I had to catch myself yesterday. I wanted to cry. At the gym and watching TV on the Stairmaster, I had quickly grown sick of the coverage. A day that had dawned so pure and innocent on the Great Plains was no longer. I didn’t want to see the endless reel of mutilations. I didn’t want to hear the overly emotive speculation of announcers.I shut it off and just climbed and climbed.
I was not trying to escape the harsh realities of life. I was just trying to make sense of it. We watch the TV in the hope that something will turn out differently. Maybe it is a dream or not as bad as we thought? Sorry. The script just doesn’t change.
We had started the day in Salina, Kansas. We had 450 miles to go on our cross country trek to Denver and we decided on Sunday to get a room for the night and watch the Masters. Monday the time zone was in our favor but we still opted to get an early start.
Early morning on the prairie can play tricks on your eyes and your mind. The sheer beauty of looking 100 miles away is something I hope you all will experience some day. Denver was expecting snow but here it was clear and spring like. That happens out here. You can see fronts as if the sky was a weather map. You watch weather change before your eyes.
We saw a Conga Line of lights off in the distance. Hard to tell if it was a convoy of semis or UFO’s. It turned out to be a work train for the Union Pacific and there were a dozen mechanized wonders that were replacing railroad ties. Not a few but hundreds at a time. Quietly but steadily going about their business. Spring cleaning.
I thought to myself. “I wonder what Mother Nature has up her sleeve today?” The beauty of the East Coast is watching the sun come up. The West is watching it go down. I just revel in both sides. As that big orange lollipop jumps up you wonder what the day will bring. If you love life you can’t predict doom. Things have to be good.
In retro I wonder about all those people that were pounding the pavement in Boston on Patriot’s Day. They had trained endlessly for this, The Boston Marathon. It wasn’t a race as much as a cult experience. Known worldwide, it didn’t get any better. Check your gear one last time and get ready to go.
Whether they are 10K’s, marathons, or triathlons these things are anonymous.
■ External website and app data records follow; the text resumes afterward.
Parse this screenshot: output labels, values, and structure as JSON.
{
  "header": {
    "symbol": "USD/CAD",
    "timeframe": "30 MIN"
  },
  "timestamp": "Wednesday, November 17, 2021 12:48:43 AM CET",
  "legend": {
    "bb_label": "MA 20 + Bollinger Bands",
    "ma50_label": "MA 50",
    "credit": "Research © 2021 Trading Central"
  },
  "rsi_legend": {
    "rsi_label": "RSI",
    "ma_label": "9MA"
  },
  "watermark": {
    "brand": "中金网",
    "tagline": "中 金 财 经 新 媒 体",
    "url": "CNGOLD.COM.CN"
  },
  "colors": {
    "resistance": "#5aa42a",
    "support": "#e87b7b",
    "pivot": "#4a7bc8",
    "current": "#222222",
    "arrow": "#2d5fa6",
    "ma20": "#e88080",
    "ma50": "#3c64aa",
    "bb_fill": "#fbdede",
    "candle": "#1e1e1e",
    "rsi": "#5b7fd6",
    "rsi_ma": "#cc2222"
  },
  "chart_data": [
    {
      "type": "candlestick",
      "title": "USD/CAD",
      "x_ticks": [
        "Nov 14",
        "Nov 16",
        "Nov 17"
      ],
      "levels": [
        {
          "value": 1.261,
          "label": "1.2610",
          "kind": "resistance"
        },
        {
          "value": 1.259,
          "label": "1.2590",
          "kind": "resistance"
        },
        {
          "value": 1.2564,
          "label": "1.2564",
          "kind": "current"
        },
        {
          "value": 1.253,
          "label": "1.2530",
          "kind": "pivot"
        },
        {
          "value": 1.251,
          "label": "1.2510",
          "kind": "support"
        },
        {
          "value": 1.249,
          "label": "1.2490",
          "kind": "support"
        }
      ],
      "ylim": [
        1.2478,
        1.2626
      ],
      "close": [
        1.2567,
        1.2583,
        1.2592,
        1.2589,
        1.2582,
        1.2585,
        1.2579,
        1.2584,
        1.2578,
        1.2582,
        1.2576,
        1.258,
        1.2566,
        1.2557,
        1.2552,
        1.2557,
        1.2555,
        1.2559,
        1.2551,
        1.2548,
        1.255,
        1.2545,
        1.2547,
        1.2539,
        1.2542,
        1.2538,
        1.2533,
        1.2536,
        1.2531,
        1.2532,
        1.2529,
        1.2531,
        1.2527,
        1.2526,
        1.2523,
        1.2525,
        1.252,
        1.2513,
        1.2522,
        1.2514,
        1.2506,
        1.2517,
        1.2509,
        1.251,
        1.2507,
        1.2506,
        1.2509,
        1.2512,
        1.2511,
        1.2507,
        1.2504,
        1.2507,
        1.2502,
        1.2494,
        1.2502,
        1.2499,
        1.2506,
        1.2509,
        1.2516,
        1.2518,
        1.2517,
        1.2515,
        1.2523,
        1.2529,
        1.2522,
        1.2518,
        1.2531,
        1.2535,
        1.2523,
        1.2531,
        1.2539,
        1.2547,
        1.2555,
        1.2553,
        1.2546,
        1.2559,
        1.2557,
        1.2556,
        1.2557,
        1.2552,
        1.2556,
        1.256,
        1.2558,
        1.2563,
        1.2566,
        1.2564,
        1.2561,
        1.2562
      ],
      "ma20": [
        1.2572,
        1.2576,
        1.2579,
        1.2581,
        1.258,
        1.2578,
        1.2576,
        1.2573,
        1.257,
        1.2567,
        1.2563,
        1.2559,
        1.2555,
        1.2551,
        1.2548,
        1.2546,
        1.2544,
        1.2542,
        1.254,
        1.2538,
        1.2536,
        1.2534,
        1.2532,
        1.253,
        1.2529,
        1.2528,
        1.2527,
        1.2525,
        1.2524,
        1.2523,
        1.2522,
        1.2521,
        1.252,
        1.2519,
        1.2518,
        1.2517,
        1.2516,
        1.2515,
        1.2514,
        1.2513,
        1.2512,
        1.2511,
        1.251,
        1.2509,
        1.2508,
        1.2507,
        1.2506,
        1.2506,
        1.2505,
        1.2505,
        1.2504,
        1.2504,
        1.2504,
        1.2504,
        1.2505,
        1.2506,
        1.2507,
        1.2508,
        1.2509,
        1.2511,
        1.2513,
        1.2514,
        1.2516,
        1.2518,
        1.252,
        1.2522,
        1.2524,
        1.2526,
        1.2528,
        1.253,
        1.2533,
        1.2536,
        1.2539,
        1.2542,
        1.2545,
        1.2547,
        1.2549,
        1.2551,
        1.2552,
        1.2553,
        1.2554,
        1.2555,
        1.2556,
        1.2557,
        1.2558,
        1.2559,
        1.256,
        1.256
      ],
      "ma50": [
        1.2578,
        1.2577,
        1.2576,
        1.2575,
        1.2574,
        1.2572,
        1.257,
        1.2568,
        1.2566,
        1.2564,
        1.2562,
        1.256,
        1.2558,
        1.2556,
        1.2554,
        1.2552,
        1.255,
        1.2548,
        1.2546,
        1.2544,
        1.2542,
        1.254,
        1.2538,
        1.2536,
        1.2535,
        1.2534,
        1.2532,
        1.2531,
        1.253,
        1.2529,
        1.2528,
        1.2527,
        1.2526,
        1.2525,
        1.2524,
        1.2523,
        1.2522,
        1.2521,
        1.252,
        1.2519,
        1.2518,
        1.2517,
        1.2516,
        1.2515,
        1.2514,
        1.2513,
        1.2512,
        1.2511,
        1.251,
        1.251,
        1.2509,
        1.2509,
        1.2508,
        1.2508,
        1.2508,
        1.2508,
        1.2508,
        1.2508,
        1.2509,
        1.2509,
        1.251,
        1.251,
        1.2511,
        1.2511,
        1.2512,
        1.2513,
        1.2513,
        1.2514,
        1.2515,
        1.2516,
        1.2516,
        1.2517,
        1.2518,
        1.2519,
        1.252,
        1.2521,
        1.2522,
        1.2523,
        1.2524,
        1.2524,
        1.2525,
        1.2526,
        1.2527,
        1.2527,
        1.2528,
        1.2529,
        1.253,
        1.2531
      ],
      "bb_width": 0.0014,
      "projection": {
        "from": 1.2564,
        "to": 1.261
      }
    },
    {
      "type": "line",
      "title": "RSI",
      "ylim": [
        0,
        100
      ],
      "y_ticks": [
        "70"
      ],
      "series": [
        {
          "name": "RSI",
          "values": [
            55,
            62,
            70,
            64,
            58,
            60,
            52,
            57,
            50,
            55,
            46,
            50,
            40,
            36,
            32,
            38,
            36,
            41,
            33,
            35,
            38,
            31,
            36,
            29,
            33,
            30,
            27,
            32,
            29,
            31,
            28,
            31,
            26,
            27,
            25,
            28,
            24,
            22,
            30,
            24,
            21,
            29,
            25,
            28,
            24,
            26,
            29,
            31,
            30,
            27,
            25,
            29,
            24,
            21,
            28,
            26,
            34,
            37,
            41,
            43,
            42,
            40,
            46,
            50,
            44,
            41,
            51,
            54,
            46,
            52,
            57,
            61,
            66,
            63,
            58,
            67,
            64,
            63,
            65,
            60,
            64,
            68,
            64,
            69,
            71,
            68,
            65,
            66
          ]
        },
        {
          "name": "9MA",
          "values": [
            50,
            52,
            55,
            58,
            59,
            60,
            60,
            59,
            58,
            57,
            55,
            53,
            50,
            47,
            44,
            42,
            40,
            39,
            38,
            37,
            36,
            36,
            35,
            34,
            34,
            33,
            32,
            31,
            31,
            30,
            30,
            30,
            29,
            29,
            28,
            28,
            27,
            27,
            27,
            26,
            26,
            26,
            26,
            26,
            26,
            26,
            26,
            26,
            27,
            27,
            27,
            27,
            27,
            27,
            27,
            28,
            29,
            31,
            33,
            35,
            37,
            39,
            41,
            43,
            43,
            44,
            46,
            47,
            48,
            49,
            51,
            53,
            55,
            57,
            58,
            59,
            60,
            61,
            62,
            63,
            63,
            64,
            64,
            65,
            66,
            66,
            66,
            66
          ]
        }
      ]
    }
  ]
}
That’s the cool part of it. Sure you start with a friend or workmate but miles start to separate people and new friendships are born. Runners reach out to help and to be helped. There are the pros and then there are the ordinary Joes and Janes. Those are the ones who come in around 4 hours and 09 minutes.
Those are the ones that draw the crowds. The elites are home and showered. You struggle and wheeze up Heartbreak Hill and know that somewhere ahead is family. Your quads scream and blisters have now taken a turn for the worse but there are two things that drive you. One is your inner reservoir and the other is the sheer joy of your gang sharing the triumph with you.
And then some bastard stole all that. For whatever God forsaken reason he had chosen in his or her sick mind that this was to be the cause celebre. Their way of shouting protest. Of gaining notoriety. Of showing how far off the rails our world has gotten.
So many times we look from afar and say thank you God it wasn’t me. I can’t. Kathy and I met just a few short blocks from Copley Square. She lived on Newberry Street. Dating on an Ensign’s salary wasn’t glamorous and we often just walked right by the Pru or Hotel Lenox. Right by the Finish Line. There was simplicity and innocence. No more.
The young man that was slaughtered by a savage could have been my Jack or Aiden or Anders. He would have been smiling and cheering. Ready to hug me and I him. I would have to carry his broken lifeless body. I can’t imagine the devastation his father feels.
I know there will be more Auroras, Bostons and Sandy Hooks.There will be more useless tragedy. We will keep on. We will survive somehow. It’s the new normal. And yet I wonder, Where Have All the Flower’s Gone? Gone to graveyards every one. When wil we ever learn?
Ted The Great
Three people were killed and over 180 injured. One of the dead Martin Richard was 8 years old. His sister Jane who is 6, lost her leg. His mom has suffered severe head trauma and is in critical condition after surgery. Enough said.